Monty Python star Terry Jones has died at the age of 77.
The actor and comedian, who had dementia, directed some of the comedy troupe’s most-loved works, including Life Of Brian.
He appeared in TV series Monty Python’s Flying Circus in a variety of characters, and was known for his performances in drag.
In 2016 it was announced that Jones had been diagnosed with dementia.
A statement on behalf of his family said: “We are deeply saddened to have to announce the passing of beloved husband and father, Terry Jones.
“Terry passed away on the evening of 21 January 2020 at the age of 77 with his wife Anna Soderstrom by his side after a long, extremely brave but always good humoured battle with a rare form of dementia, FTD.
“Over the past few days his wife, children, extended family and many close friends have been constantly with Terry as he gently slipped away at his home in North London.
“We have all lost a kind, funny, warm, creative and truly loving man whose uncompromising individuality, relentless intellect and extraordinary humour has given pleasure to countless millions across six decades.
“His work with Monty Python, his books, films, television programmes, poems and other work will live on forever, a fitting legacy to a true polymath.
“We, his wife Anna, children Bill, Sally, Siri and extended family would like to thank Terry’s wonderful medical professionals and carers for making the past few years not only bearable but often joyful.
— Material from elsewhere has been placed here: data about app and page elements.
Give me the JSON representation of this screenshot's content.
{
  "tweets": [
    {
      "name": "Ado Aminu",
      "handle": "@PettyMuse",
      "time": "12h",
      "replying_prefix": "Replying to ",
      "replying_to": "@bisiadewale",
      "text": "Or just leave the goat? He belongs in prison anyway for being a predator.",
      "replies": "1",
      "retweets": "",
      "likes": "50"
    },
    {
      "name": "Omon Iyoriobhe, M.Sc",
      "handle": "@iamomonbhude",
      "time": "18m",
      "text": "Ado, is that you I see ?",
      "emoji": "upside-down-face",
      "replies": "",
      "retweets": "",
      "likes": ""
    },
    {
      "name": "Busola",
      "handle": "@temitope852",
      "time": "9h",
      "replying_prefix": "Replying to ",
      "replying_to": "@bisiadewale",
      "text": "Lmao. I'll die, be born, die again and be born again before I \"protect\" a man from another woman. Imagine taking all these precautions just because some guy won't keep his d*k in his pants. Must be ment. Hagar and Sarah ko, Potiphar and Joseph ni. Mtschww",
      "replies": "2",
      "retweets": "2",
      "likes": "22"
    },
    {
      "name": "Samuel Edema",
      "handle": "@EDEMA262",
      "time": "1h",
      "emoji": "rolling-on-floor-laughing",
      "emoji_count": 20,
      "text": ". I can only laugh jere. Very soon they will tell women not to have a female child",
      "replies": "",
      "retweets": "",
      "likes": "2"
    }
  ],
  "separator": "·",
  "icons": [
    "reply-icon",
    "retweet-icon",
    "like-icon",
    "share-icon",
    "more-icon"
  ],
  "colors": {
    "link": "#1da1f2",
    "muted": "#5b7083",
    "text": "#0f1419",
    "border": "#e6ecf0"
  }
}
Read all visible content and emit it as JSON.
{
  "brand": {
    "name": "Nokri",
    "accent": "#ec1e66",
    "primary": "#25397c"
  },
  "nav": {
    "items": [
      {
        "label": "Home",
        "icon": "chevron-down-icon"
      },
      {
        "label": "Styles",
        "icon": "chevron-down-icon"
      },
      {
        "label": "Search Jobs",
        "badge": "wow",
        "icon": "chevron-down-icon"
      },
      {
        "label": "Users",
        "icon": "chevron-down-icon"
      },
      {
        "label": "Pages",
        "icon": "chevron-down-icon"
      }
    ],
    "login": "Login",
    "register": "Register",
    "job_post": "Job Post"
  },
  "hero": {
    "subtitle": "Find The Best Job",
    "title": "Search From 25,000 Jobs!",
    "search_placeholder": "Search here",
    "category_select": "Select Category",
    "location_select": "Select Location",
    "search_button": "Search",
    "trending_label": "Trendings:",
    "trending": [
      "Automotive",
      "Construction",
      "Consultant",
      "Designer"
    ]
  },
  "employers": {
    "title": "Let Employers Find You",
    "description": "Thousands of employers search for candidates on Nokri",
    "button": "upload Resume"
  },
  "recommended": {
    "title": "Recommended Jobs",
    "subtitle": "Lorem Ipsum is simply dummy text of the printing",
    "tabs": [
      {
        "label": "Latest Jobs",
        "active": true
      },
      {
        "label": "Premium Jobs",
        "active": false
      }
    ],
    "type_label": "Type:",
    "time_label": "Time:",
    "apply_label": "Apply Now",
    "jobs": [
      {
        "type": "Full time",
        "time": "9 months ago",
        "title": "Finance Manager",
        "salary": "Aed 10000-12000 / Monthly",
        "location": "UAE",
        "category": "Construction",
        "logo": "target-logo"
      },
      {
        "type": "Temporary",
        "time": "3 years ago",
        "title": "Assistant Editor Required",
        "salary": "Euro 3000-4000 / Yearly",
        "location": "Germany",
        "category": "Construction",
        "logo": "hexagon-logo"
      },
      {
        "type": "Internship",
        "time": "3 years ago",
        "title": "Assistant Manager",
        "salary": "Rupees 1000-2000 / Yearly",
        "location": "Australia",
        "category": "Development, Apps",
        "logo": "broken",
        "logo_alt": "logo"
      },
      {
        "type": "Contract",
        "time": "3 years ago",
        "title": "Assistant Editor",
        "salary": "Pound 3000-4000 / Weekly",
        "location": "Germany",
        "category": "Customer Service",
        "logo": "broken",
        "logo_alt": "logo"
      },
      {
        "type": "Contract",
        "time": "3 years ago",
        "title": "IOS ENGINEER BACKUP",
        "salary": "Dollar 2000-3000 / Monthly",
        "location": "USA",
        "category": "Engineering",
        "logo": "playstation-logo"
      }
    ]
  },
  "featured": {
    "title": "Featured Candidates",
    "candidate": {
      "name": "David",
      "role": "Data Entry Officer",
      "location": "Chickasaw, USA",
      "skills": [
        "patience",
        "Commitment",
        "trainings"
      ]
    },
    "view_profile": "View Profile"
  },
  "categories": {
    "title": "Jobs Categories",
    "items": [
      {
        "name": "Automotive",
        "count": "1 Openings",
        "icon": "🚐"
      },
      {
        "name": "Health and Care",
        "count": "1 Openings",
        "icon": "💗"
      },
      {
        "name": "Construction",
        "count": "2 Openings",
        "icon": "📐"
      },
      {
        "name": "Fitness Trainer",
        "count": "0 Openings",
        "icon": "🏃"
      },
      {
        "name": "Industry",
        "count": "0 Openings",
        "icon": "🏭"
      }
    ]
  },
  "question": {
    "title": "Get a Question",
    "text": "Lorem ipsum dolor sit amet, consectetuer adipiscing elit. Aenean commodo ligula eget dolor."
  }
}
We hope that this disease will one day be eradicated entirely.”
The statement added: We ask that our privacy be respected at this sensitive time and give thanks that we lived in the presence of an extraordinarily talented, playful and happy man living a truly authentic life, in his words ‘Lovingly frosted with glucose’.”
The Welsh-born star suffered from primary progressive aphasia, which affects the ability to communicate.
Jones directed Monty Python And The Holy Grail in 1975 with Terry Gilliam.
The group’s Life Of Brian film in 1979, about a hapless man mistaken for Jesus, was attacked as blasphemous at the time but has since been voted the funniest classic comedy in a poll compiled by the magazine Total Film.
On-screen, his much-loved characters included Arthur “Two Sheds” Jackson, Cardinal Biggles of the Spanish Inquisition and Mr Creosote, the monstrously obese restaurant patron.
Jones also directed The Meaning Of Life in 1983, the Pythons’ last film together.
His other credits include The Wind In The Willows in 1996, with performances from Eric Idle, Michael Palin, and John Cleese, 2015 comedy Absolutely Anything and Personal Services (1987).
Terry Jones was a historian of the ages he recreated in his films, a Chaucer scholar and widely researched the eras the Monty Python crew brought to life.
“Every age sort of has its own history. History is really the stories that we retell to ourselves to make them relevant to every age. So we put our own values and our own spin on it,” he once said.
“We think of medieval England as being a place of unbelievable cruelty and darkness and superstition. We think of it as all being about fair maidens in castles, and witch-burning, and a belief that the world was flat. Yet all these things are wrong,” he insisted.
Terry Jones was also a peace campaigner and very vocal critic of the Iraq War.
He took part in a reunion of remaining Monty Python members in 2014 – Graham Chapman had died of cancer in 1989.
He had two children with Alison Telfer, who he married in 1970, and became a father again, at the age of 67, with second wife Anna Soderstrom.
Tributes have been pouring in for the much loved funny man.